### DATA RECORDS
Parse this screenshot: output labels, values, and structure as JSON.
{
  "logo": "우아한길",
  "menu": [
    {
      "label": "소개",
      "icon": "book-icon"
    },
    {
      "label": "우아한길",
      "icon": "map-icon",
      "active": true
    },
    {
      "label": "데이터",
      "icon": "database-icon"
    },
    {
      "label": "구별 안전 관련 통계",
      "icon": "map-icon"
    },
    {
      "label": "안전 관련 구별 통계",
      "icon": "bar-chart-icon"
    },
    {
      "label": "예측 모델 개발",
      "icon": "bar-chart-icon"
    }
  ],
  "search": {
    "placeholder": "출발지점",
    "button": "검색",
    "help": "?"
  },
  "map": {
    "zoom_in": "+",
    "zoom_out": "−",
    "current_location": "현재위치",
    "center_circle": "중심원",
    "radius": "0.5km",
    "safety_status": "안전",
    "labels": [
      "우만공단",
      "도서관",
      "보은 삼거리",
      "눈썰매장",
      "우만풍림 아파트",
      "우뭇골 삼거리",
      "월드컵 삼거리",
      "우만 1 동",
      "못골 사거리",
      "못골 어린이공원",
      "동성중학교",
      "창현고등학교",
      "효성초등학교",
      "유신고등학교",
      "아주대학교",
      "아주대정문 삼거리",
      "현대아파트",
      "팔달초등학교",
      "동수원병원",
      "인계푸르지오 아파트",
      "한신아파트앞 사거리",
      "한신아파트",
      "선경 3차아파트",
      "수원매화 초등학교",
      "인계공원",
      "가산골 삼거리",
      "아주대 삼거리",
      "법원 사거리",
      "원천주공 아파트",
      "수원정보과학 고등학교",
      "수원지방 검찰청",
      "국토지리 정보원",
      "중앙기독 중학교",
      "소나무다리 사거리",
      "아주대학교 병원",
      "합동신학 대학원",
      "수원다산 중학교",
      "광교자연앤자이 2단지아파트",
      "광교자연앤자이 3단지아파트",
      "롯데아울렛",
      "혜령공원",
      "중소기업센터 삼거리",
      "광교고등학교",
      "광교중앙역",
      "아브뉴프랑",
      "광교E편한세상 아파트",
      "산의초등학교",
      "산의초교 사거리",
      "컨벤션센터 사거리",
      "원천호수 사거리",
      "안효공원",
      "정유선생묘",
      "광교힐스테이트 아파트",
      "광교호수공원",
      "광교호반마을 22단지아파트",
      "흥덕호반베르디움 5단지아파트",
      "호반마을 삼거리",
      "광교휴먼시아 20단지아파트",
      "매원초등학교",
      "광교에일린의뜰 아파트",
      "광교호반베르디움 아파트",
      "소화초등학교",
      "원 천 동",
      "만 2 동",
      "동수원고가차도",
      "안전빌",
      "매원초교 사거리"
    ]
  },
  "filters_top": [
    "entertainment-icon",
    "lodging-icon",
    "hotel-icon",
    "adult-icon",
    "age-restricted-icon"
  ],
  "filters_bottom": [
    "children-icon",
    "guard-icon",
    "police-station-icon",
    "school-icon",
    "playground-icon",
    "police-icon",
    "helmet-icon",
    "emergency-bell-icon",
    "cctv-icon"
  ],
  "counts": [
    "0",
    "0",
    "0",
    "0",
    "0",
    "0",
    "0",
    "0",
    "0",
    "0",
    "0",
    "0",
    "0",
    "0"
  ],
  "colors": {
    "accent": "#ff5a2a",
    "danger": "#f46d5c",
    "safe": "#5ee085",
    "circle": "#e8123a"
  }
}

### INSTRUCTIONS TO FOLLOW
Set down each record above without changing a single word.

### ANSWER FOR THE TASK
Parse this screenshot: output labels, values, and structure as JSON.
{
  "logo": "우아한길",
  "menu": [
    {
      "label": "소개",
      "icon": "book-icon"
    },
    {
      "label": "우아한길",
      "icon": "map-icon",
      "active": true
    },
    {
      "label": "데이터",
      "icon": "database-icon"
    },
    {
      "label": "구별 안전 관련 통계",
      "icon": "map-icon"
    },
    {
      "label": "안전 관련 구별 통계",
      "icon": "bar-chart-icon"
    },
    {
      "label": "예측 모델 개발",
      "icon": "bar-chart-icon"
    }
  ],
  "search": {
    "placeholder": "출발지점",
    "button": "검색",
    "help": "?"
  },
  "map": {
    "zoom_in": "+",
    "zoom_out": "−",
    "current_location": "현재위치",
    "center_circle": "중심원",
    "radius": "0.5km",
    "safety_status": "안전",
    "labels": [
      "우만공단",
      "도서관",
      "보은 삼거리",
      "눈썰매장",
      "우만풍림 아파트",
      "우뭇골 삼거리",
      "월드컵 삼거리",
      "우만 1 동",
      "못골 사거리",
      "못골 어린이공원",
      "동성중학교",
      "창현고등학교",
      "효성초등학교",
      "유신고등학교",
      "아주대학교",
      "아주대정문 삼거리",
      "현대아파트",
      "팔달초등학교",
      "동수원병원",
      "인계푸르지오 아파트",
      "한신아파트앞 사거리",
      "한신아파트",
      "선경 3차아파트",
      "수원매화 초등학교",
      "인계공원",
      "가산골 삼거리",
      "아주대 삼거리",
      "법원 사거리",
      "원천주공 아파트",
      "수원정보과학 고등학교",
      "수원지방 검찰청",
      "국토지리 정보원",
      "중앙기독 중학교",
      "소나무다리 사거리",
      "아주대학교 병원",
      "합동신학 대학원",
      "수원다산 중학교",
      "광교자연앤자이 2단지아파트",
      "광교자연앤자이 3단지아파트",
      "롯데아울렛",
      "혜령공원",
      "중소기업센터 삼거리",
      "광교고등학교",
      "광교중앙역",
      "아브뉴프랑",
      "광교E편한세상 아파트",
      "산의초등학교",
      "산의초교 사거리",
      "컨벤션센터 사거리",
      "원천호수 사거리",
      "안효공원",
      "정유선생묘",
      "광교힐스테이트 아파트",
      "광교호수공원",
      "광교호반마을 22단지아파트",
      "흥덕호반베르디움 5단지아파트",
      "호반마을 삼거리",
      "광교휴먼시아 20단지아파트",
      "매원초등학교",
      "광교에일린의뜰 아파트",
      "광교호반베르디움 아파트",
      "소화초등학교",
      "원 천 동",
      "만 2 동",
      "동수원고가차도",
      "안전빌",
      "매원초교 사거리"
    ]
  },
  "filters_top": [
    "entertainment-icon",
    "lodging-icon",
    "hotel-icon",
    "adult-icon",
    "age-restricted-icon"
  ],
  "filters_bottom": [
    "children-icon",
    "guard-icon",
    "police-station-icon",
    "school-icon",
    "playground-icon",
    "police-icon",
    "helmet-icon",
    "emergency-bell-icon",
    "cctv-icon"
  ],
  "counts": [
    "0",
    "0",
    "0",
    "0",
    "0",
    "0",
    "0",
    "0",
    "0",
    "0",
    "0",
    "0",
    "0",
    "0"
  ],
  "colors": {
    "accent": "#ff5a2a",
    "danger": "#f46d5c",
    "safe": "#5ee085",
    "circle": "#e8123a"
  }
}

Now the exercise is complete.